THE TASK:
Please write back every entry exactly, character for character.

Segment Start: MATERIALS PROVIDED

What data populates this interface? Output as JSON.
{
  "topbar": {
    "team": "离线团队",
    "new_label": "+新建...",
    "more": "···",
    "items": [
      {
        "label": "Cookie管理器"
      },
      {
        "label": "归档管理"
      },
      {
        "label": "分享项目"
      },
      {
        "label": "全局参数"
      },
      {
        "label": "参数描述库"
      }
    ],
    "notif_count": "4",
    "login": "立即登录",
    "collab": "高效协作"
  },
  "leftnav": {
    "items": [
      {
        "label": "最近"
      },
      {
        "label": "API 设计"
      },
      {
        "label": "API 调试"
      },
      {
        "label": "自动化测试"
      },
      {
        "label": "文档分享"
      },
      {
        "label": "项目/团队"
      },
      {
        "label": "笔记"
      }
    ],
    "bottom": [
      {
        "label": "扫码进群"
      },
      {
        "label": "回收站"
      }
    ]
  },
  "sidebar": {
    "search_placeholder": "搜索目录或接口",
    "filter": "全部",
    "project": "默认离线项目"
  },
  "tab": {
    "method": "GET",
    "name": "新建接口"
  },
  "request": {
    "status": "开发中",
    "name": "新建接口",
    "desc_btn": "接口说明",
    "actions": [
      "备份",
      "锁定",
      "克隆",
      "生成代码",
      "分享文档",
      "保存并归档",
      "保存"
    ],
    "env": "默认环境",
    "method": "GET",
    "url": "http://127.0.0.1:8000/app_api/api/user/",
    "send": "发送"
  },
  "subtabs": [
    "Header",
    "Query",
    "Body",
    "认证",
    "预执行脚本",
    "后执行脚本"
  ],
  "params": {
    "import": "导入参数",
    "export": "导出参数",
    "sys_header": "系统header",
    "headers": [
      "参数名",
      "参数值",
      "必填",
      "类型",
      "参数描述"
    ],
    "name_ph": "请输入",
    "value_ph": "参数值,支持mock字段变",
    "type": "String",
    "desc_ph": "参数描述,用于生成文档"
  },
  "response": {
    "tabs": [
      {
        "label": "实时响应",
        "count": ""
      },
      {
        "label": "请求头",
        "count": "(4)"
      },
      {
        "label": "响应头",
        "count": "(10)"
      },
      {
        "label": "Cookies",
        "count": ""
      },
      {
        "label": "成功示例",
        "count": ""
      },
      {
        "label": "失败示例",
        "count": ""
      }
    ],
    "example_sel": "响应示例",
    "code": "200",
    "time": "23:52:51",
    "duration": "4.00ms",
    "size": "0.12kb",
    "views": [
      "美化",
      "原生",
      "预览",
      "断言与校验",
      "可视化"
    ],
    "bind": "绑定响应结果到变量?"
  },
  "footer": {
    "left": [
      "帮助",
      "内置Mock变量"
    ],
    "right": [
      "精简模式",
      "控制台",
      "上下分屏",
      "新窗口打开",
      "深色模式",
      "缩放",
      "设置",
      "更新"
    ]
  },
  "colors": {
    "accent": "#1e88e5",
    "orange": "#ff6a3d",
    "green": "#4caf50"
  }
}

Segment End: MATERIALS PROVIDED

TASK OUTPUT:
What data populates this interface? Output as JSON.
{
  "topbar": {
    "team": "离线团队",
    "new_label": "+新建...",
    "more": "···",
    "items": [
      {
        "label": "Cookie管理器"
      },
      {
        "label": "归档管理"
      },
      {
        "label": "分享项目"
      },
      {
        "label": "全局参数"
      },
      {
        "label": "参数描述库"
      }
    ],
    "notif_count": "4",
    "login": "立即登录",
    "collab": "高效协作"
  },
  "leftnav": {
    "items": [
      {
        "label": "最近"
      },
      {
        "label": "API 设计"
      },
      {
        "label": "API 调试"
      },
      {
        "label": "自动化测试"
      },
      {
        "label": "文档分享"
      },
      {
        "label": "项目/团队"
      },
      {
        "label": "笔记"
      }
    ],
    "bottom": [
      {
        "label": "扫码进群"
      },
      {
        "label": "回收站"
      }
    ]
  },
  "sidebar": {
    "search_placeholder": "搜索目录或接口",
    "filter": "全部",
    "project": "默认离线项目"
  },
  "tab": {
    "method": "GET",
    "name": "新建接口"
  },
  "request": {
    "status": "开发中",
    "name": "新建接口",
    "desc_btn": "接口说明",
    "actions": [
      "备份",
      "锁定",
      "克隆",
      "生成代码",
      "分享文档",
      "保存并归档",
      "保存"
    ],
    "env": "默认环境",
    "method": "GET",
    "url": "http://127.0.0.1:8000/app_api/api/user/",
    "send": "发送"
  },
  "subtabs": [
    "Header",
    "Query",
    "Body",
    "认证",
    "预执行脚本",
    "后执行脚本"
  ],
  "params": {
    "import": "导入参数",
    "export": "导出参数",
    "sys_header": "系统header",
    "headers": [
      "参数名",
      "参数值",
      "必填",
      "类型",
      "参数描述"
    ],
    "name_ph": "请输入",
    "value_ph": "参数值,支持mock字段变",
    "type": "String",
    "desc_ph": "参数描述,用于生成文档"
  },
  "response": {
    "tabs": [
      {
        "label": "实时响应",
        "count": ""
      },
      {
        "label": "请求头",
        "count": "(4)"
      },
      {
        "label": "响应头",
        "count": "(10)"
      },
      {
        "label": "Cookies",
        "count": ""
      },
      {
        "label": "成功示例",
        "count": ""
      },
      {
        "label": "失败示例",
        "count": ""
      }
    ],
    "example_sel": "响应示例",
    "code": "200",
    "time": "23:52:51",
    "duration": "4.00ms",
    "size": "0.12kb",
    "views": [
      "美化",
      "原生",
      "预览",
      "断言与校验",
      "可视化"
    ],
    "bind": "绑定响应结果到变量?"
  },
  "footer": {
    "left": [
      "帮助",
      "内置Mock变量"
    ],
    "right": [
      "精简模式",
      "控制台",
      "上下分屏",
      "新窗口打开",
      "深色模式",
      "缩放",
      "设置",
      "更新"
    ]
  },
  "colors": {
    "accent": "#1e88e5",
    "orange": "#ff6a3d",
    "green": "#4caf50"
  }
}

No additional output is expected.